→ AIM OF THE EXERCISE
Output all of the records again, exactly as written.

[Data records for software interfaces]
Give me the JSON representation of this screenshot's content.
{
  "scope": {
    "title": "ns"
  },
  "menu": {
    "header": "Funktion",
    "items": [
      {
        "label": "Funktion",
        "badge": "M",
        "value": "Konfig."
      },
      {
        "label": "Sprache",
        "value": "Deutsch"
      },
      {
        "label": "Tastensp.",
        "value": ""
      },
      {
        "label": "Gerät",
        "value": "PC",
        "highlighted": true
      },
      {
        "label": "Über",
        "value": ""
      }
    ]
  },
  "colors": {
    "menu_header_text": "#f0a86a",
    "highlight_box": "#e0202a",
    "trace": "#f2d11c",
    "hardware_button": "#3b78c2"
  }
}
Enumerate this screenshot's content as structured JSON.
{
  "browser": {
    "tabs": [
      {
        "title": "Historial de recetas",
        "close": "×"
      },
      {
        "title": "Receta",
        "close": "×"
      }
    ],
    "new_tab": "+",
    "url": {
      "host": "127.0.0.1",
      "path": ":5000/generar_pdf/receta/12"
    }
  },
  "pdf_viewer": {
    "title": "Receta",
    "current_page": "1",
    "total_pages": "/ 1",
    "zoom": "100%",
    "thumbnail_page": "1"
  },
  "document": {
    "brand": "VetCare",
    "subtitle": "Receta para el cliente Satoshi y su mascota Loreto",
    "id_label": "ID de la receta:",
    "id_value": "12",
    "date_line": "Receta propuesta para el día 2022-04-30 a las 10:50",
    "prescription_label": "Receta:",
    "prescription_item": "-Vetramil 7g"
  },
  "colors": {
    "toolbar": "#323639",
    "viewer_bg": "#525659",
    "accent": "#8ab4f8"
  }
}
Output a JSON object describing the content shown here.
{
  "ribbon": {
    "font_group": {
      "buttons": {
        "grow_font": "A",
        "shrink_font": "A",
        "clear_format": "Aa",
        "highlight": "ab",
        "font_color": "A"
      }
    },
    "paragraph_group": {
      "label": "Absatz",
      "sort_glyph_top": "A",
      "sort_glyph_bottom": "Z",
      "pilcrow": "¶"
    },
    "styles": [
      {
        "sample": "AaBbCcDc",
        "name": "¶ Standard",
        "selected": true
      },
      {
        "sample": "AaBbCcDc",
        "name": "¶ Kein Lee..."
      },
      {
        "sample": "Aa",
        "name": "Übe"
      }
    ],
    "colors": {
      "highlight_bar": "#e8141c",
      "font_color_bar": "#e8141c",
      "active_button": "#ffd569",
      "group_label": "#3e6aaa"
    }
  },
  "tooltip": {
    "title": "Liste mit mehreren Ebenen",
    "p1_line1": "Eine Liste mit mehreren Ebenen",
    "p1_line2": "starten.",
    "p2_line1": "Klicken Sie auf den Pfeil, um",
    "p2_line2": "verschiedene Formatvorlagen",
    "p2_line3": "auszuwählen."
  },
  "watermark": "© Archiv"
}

→ YOUR SOLUTION
Give me the JSON representation of this screenshot's content.
{
  "scope": {
    "title": "ns"
  },
  "menu": {
    "header": "Funktion",
    "items": [
      {
        "label": "Funktion",
        "badge": "M",
        "value": "Konfig."
      },
      {
        "label": "Sprache",
        "value": "Deutsch"
      },
      {
        "label": "Tastensp.",
        "value": ""
      },
      {
        "label": "Gerät",
        "value": "PC",
        "highlighted": true
      },
      {
        "label": "Über",
        "value": ""
      }
    ]
  },
  "colors": {
    "menu_header_text": "#f0a86a",
    "highlight_box": "#e0202a",
    "trace": "#f2d11c",
    "hardware_button": "#3b78c2"
  }
}
Enumerate this screenshot's content as structured JSON.
{
  "browser": {
    "tabs": [
      {
        "title": "Historial de recetas",
        "close": "×"
      },
      {
        "title": "Receta",
        "close": "×"
      }
    ],
    "new_tab": "+",
    "url": {
      "host": "127.0.0.1",
      "path": ":5000/generar_pdf/receta/12"
    }
  },
  "pdf_viewer": {
    "title": "Receta",
    "current_page": "1",
    "total_pages": "/ 1",
    "zoom": "100%",
    "thumbnail_page": "1"
  },
  "document": {
    "brand": "VetCare",
    "subtitle": "Receta para el cliente Satoshi y su mascota Loreto",
    "id_label": "ID de la receta:",
    "id_value": "12",
    "date_line": "Receta propuesta para el día 2022-04-30 a las 10:50",
    "prescription_label": "Receta:",
    "prescription_item": "-Vetramil 7g"
  },
  "colors": {
    "toolbar": "#323639",
    "viewer_bg": "#525659",
    "accent": "#8ab4f8"
  }
}
Output a JSON object describing the content shown here.
{
  "ribbon": {
    "font_group": {
      "buttons": {
        "grow_font": "A",
        "shrink_font": "A",
        "clear_format": "Aa",
        "highlight": "ab",
        "font_color": "A"
      }
    },
    "paragraph_group": {
      "label": "Absatz",
      "sort_glyph_top": "A",
      "sort_glyph_bottom": "Z",
      "pilcrow": "¶"
    },
    "styles": [
      {
        "sample": "AaBbCcDc",
        "name": "¶ Standard",
        "selected": true
      },
      {
        "sample": "AaBbCcDc",
        "name": "¶ Kein Lee..."
      },
      {
        "sample": "Aa",
        "name": "Übe"
      }
    ],
    "colors": {
      "highlight_bar": "#e8141c",
      "font_color_bar": "#e8141c",
      "active_button": "#ffd569",
      "group_label": "#3e6aaa"
    }
  },
  "tooltip": {
    "title": "Liste mit mehreren Ebenen",
    "p1_line1": "Eine Liste mit mehreren Ebenen",
    "p1_line2": "starten.",
    "p2_line1": "Klicken Sie auf den Pfeil, um",
    "p2_line2": "verschiedene Formatvorlagen",
    "p2_line3": "auszuwählen."
  },
  "watermark": "© Archiv"
}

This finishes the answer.